A lot of my anxiety symptoms are physical. Before I understood this, it used to cause me a lot of anxiety. I would find myself on Google searching things like “shortness of breath” or “rapid heart rate” or “heart palpitations.” And of course…while sometimes anxiety would come up in Google, other times, horrible diseases would. The worst thing I could have done was run to Google, yet anytime ANYTHING feels weird, I have the urge to Google and then get lost in Web MD, which promptly tells me “you’re dying.”
I’m not going to lie, there are nights that I literally can’t fall asleep because I start thinking about things like the impending doom of skin cancer I might not even have. There are nights I am terrified that my teeth are all going to fall out of my head. I worry about my thyroid getting worse even though while it’s not optimally functioning, it has not been in the red zone ever and I’ve been regularly getting tested for years due to family history. If I’m abnormally tired, I automatically think something crazy like “cancer, I’m probably dying.” The thoughts never seem to end.

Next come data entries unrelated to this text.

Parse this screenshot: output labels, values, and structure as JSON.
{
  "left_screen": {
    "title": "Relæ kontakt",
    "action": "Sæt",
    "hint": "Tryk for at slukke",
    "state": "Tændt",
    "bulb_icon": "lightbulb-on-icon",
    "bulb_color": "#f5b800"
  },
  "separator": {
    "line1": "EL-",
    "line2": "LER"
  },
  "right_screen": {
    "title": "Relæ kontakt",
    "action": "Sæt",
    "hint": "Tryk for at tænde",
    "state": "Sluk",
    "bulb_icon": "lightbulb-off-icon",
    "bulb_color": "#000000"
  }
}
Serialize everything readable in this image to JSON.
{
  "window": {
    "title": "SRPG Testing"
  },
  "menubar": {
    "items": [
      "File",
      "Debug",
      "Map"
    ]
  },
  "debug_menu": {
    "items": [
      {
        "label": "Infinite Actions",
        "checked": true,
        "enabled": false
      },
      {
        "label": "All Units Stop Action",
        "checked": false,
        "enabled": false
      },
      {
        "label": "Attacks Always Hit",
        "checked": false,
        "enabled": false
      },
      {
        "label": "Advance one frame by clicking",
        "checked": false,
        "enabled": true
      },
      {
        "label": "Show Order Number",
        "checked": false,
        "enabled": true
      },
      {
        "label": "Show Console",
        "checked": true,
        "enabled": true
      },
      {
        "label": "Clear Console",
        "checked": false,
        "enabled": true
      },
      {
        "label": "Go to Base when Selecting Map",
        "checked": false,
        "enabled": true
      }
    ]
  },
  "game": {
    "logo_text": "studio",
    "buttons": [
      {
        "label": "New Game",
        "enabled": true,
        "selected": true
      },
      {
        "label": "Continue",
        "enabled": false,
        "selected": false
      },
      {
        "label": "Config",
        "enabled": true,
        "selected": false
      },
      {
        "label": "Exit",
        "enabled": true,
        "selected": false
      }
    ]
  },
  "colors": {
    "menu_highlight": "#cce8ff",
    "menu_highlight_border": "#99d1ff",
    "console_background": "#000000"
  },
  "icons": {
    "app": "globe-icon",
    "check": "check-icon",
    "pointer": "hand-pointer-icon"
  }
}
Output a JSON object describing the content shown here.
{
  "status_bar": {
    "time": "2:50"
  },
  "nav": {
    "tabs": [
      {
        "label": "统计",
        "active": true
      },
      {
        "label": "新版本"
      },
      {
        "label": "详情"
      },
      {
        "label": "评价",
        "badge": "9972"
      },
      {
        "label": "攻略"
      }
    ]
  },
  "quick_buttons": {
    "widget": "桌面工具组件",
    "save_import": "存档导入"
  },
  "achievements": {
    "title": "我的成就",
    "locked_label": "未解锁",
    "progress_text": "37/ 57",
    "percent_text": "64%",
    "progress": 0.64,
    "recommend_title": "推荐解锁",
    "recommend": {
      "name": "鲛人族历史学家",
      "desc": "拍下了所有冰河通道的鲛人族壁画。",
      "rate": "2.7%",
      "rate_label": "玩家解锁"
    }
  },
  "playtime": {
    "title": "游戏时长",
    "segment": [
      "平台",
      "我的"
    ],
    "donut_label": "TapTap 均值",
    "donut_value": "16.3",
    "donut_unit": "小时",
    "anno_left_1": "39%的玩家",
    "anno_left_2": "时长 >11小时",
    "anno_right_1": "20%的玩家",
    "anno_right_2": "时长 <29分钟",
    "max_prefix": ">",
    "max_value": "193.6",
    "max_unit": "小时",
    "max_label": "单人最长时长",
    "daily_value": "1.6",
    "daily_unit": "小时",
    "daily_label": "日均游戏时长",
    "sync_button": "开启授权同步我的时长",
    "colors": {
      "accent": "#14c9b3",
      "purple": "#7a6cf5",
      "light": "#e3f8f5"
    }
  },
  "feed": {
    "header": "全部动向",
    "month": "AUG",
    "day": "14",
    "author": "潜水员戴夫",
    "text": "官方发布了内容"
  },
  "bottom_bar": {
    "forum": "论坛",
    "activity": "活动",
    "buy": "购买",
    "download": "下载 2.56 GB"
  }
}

If you do happen to have health anxiety, there is help out there. The most effective treatment for health anxiety is cognitive-behavioral therapy. CBT aims to help you overcome fears by correcting irrational thoughts and changing problematic behaviors. It is possible to have anxiety and a serious medical condition, so do be sure that you’re yearly getting a physical exam so if you are ill, it can be caught early.
If you’re struggling but you’re not sure where to get help, be sure to check out our resources page.